Cypriot legislators have given the government a week to come back with clarifications on the operation of the national investment fund, which is commonly known as the sovereign wealth fund (SWF) that is to be set up to manage future revenues from hydrocarbons.
MPs posed a number of questions to government officials on the fund’s operation and administration, before sending the bill to the House for a vote on February 15.
Some of the main questions raised during the last two years of discussions include the fund’s management and structure, accountability and supervision, as well as channeling part of the proceeds to paying down the national debt. As it stands, the bill stipulates that as long as the public debt is above 80 per cent of GDP, half the hydrocarbons revenue would go towards reducing this debt. When it is below 80 per cent but above the limit of 60 per cent – set by the Maastricht criteria – only 25 per cent of revenue would go towards the public debt and the rest would be used for the creation of reserves.

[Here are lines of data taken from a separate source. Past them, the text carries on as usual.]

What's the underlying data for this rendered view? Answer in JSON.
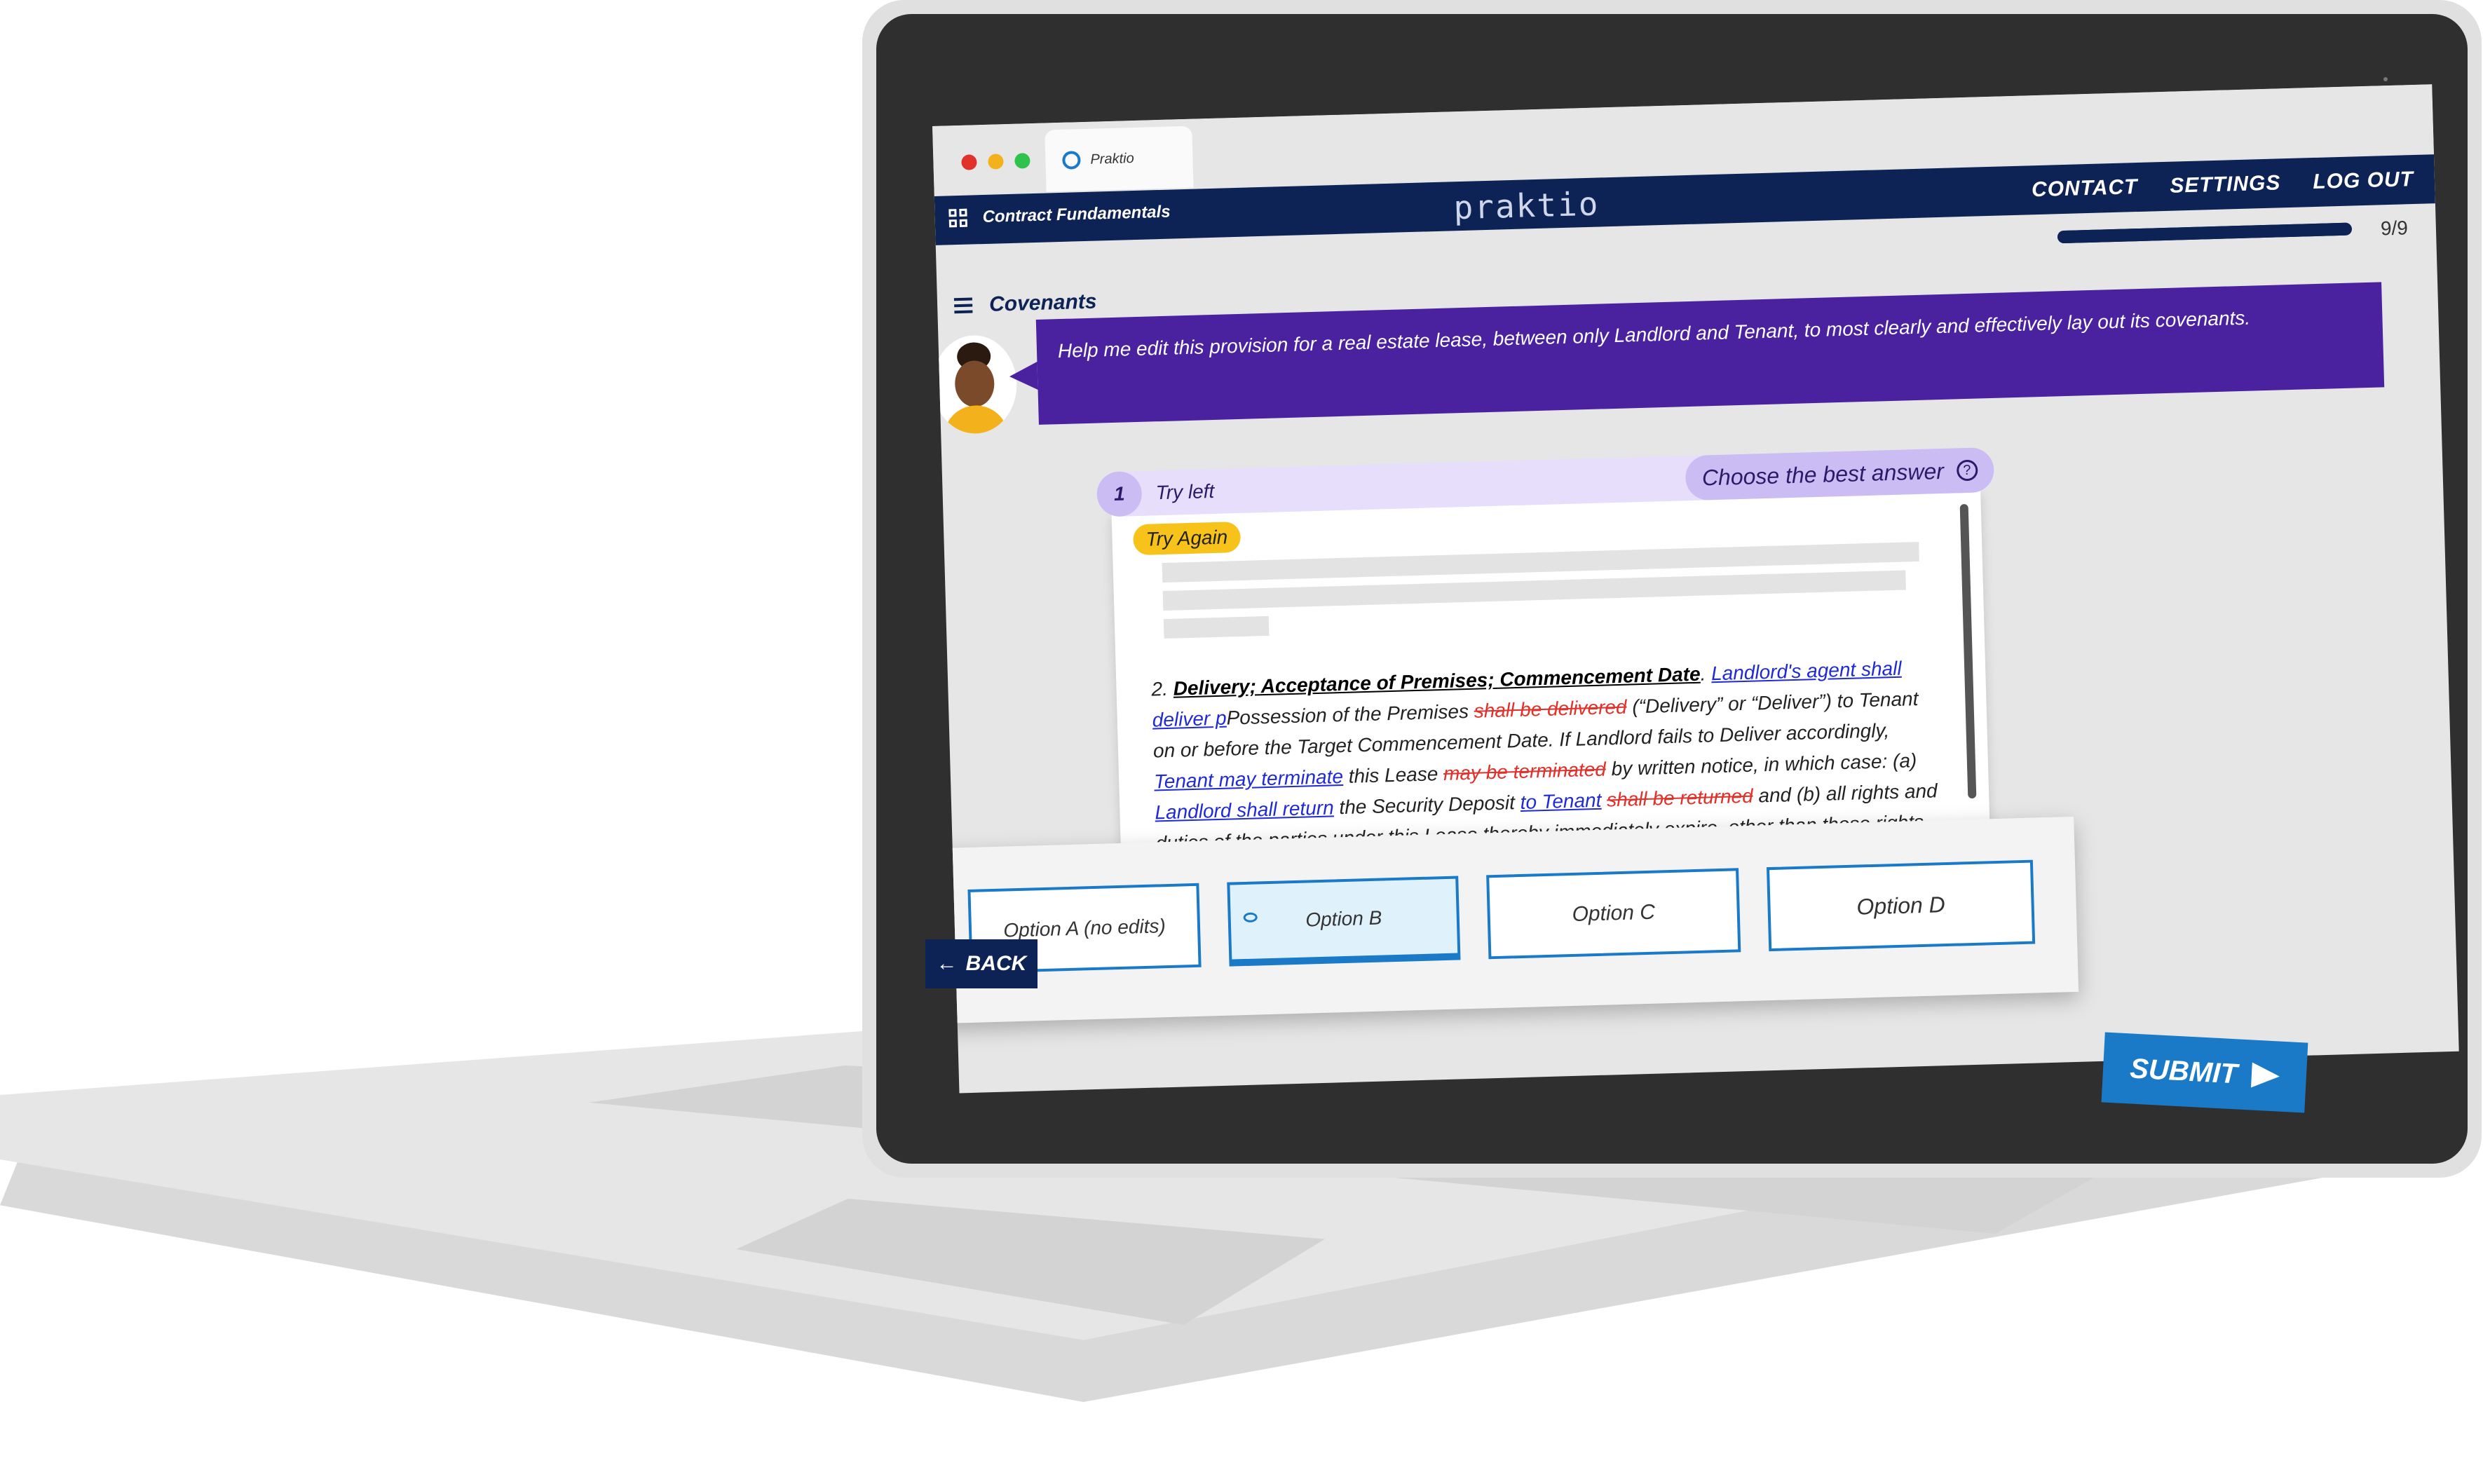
{
  "browser": {
    "tab_title": "Praktio"
  },
  "navbar": {
    "course_title": "Contract Fundamentals",
    "brand": "praktio",
    "links": [
      "CONTACT",
      "SETTINGS",
      "LOG OUT"
    ]
  },
  "progress": {
    "count": "9/9",
    "fraction": 1.0
  },
  "lesson": {
    "title": "Covenants"
  },
  "prompt": {
    "text": "Help me edit this provision for a real estate lease, between only Landlord and Tenant, to most clearly and effectively lay out its covenants."
  },
  "question": {
    "number": "1",
    "title": "Try left",
    "instruction": "Choose the best answer",
    "badge": "Try Again"
  },
  "document": {
    "heading": "Delivery; Acceptance of Premises; Commencement Date",
    "segments": [
      {
        "t": "2. ",
        "c": "plain"
      },
      {
        "t": "Delivery; Acceptance of Premises; Commencement Date",
        "c": "heading"
      },
      {
        "t": ". ",
        "c": "plain"
      },
      {
        "t": "Landlord's agent shall deliver p",
        "c": "ins"
      },
      {
        "t": "Possession of the Premises ",
        "c": "plain"
      },
      {
        "t": "shall be delivered",
        "c": "del"
      },
      {
        "t": " (“Delivery” or “Deliver”) to Tenant on or before the Target Commencement Date. If Landlord fails to Deliver accordingly, ",
        "c": "plain"
      },
      {
        "t": "Tenant may terminate",
        "c": "ins"
      },
      {
        "t": " this Lease ",
        "c": "plain"
      },
      {
        "t": "may be terminated",
        "c": "del"
      },
      {
        "t": " by written notice, in which case: (a) ",
        "c": "plain"
      },
      {
        "t": "Landlord shall return",
        "c": "ins"
      },
      {
        "t": " the Security Deposit ",
        "c": "plain"
      },
      {
        "t": "to Tenant",
        "c": "ins"
      },
      {
        "t": " ",
        "c": "plain"
      },
      {
        "t": "shall be returned",
        "c": "del"
      },
      {
        "t": " and (b) all rights and duties of the parties under this Lease thereby immediately expire, other than those rights and duties that expressly survive termination of this Lease.",
        "c": "plain"
      }
    ]
  },
  "options": [
    {
      "label": "Option A (no edits)"
    },
    {
      "label": "Option B",
      "selected": true
    },
    {
      "label": "Option C"
    },
    {
      "label": "Option D"
    }
  ],
  "actions": {
    "back": "BACK",
    "submit": "SUBMIT"
  },
  "colors": {
    "navy": "#0d2255",
    "purple": "#4a22a0",
    "blue": "#1a7ac7",
    "yellow": "#f7c21a"
  }
}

Countries rich in oil and minerals commonly use sovereign wealth funds (SWFs) to store a share of their natural resource wealth. Chile, Kuwait, Norway, Mozambique, Nigeria and more than 50 other countries have chosen to set aside a portion of resource revenues to decrease budget volatility, save for future generations or earmark financial earnings for education or infrastructure spending.

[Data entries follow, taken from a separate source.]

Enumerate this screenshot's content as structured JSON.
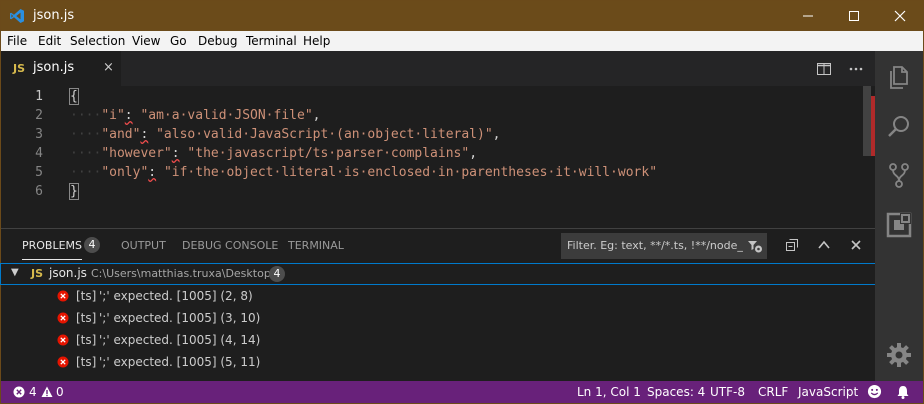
{
  "titlebar": {
    "title": "json.js"
  },
  "menu": [
    "File",
    "Edit",
    "Selection",
    "View",
    "Go",
    "Debug",
    "Terminal",
    "Help"
  ],
  "tab": {
    "lang_badge": "JS",
    "filename": "json.js",
    "close": "×"
  },
  "editor": {
    "line_numbers": [
      "1",
      "2",
      "3",
      "4",
      "5",
      "6"
    ]
  },
  "panel": {
    "tabs": [
      "PROBLEMS",
      "OUTPUT",
      "DEBUG CONSOLE",
      "TERMINAL"
    ],
    "problem_count": "4",
    "filter_placeholder": "Filter. Eg: text, **/*.ts, !**/node_...",
    "file": {
      "lang_badge": "JS",
      "name": "json.js",
      "path": "C:\\Users\\matthias.truxa\\Desktop",
      "count": "4"
    },
    "problems": [
      {
        "source": "[ts]",
        "message": "';' expected. [1005] (2, 8)"
      },
      {
        "source": "[ts]",
        "message": "';' expected. [1005] (3, 10)"
      },
      {
        "source": "[ts]",
        "message": "';' expected. [1005] (4, 14)"
      },
      {
        "source": "[ts]",
        "message": "';' expected. [1005] (5, 11)"
      }
    ]
  },
  "status": {
    "errors": "4",
    "warnings": "0",
    "position": "Ln 1, Col 1",
    "spaces": "Spaces: 4",
    "encoding": "UTF-8",
    "eol": "CRLF",
    "language": "JavaScript"
  },
  "colors": {
    "titlebar": "#6b4b1a",
    "statusbar": "#68217a",
    "accent": "#007acc",
    "error": "#f14c4c"
  }
}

Based on the previous experience of several countries, there are important rules to be taken into consideration; some might apply to some countries more than others. The general rules are:
Deposit and withdrawal rules: These determine the timing, amount and conditions for the sovereign wealth fund’s inflows and outflows.
Investment risk limitations: SWFs hold public assets to improve macroeconomic management or for safekeeping. For example, a petroleum fund designed for stabilising budget expenditures would require more liquid assets than a savings fund designed to benefit future generations.
Institutional structure: There should be a clear division of responsibilities between the legislature, government, the fund manager, the operational manager and external managers to help funds meet their objectives.
Transparency: Disclosure requirements should be legislated. Bodies like parliaments, fiscal councils and the media cannot perform their oversight functions unless they have access to adequate and verifiable information. Even the best rules will not be followed unless there is ex ante broad-based consensus on these rules and ex-post effective and independent oversight of SWFs.
For good governance of the SWF, clear fund objectives shall be set, fiscal and investment rules established, good institutional structure clarified, extensive disclosure and audit requirements specified, along with robust independent oversight.
Sovereign wealth funds are generally created to serve one or several of the following purposes: saving for future generations, stabilisation and sterilising capital inflows; ring-fencing natural resource revenues, thereby improving transparency and accountability; and earmarking resource revenues for specific public investments. Thus, in order that future generations benefit to the same degree as present generations from Cyprus’ oil wealth, the government must invest the hydrocarbons proceeds in education and productive infrastructure.
The proposal to pay back the debts is not recommended. Countries which did this, like Algeria, saw their economy declining, without any positive effect. The right strategy would be not paying the debt from hydrocarbons proceeds but investing this money in lucrative projects which will boost the growth of the economy, while from the taxes collected on the larger economy the state will pay back the debt. Furthermore, once Cyprus starts having decent revenues and consequently big amounts in its SWF, its credit rating will appreciate substantially, which will reduce the interest rate it is paying on its debt. This interest rate, which is now 2 per cent, will go down by half or even more. Which means the invested money will generate by far more returns than what is paid on servicing the debt.
To conclude, as long as a country has the financial capability to pay back its debts there is no issue if it is indebted. In time, inflation will eat away at the debt and Cyprus would be investing its money in high-yield projects domestically and abroad, thus yielding much more benefit than paying the debt.
Abboud Zahr is a Cyprus-based oil and gas specialist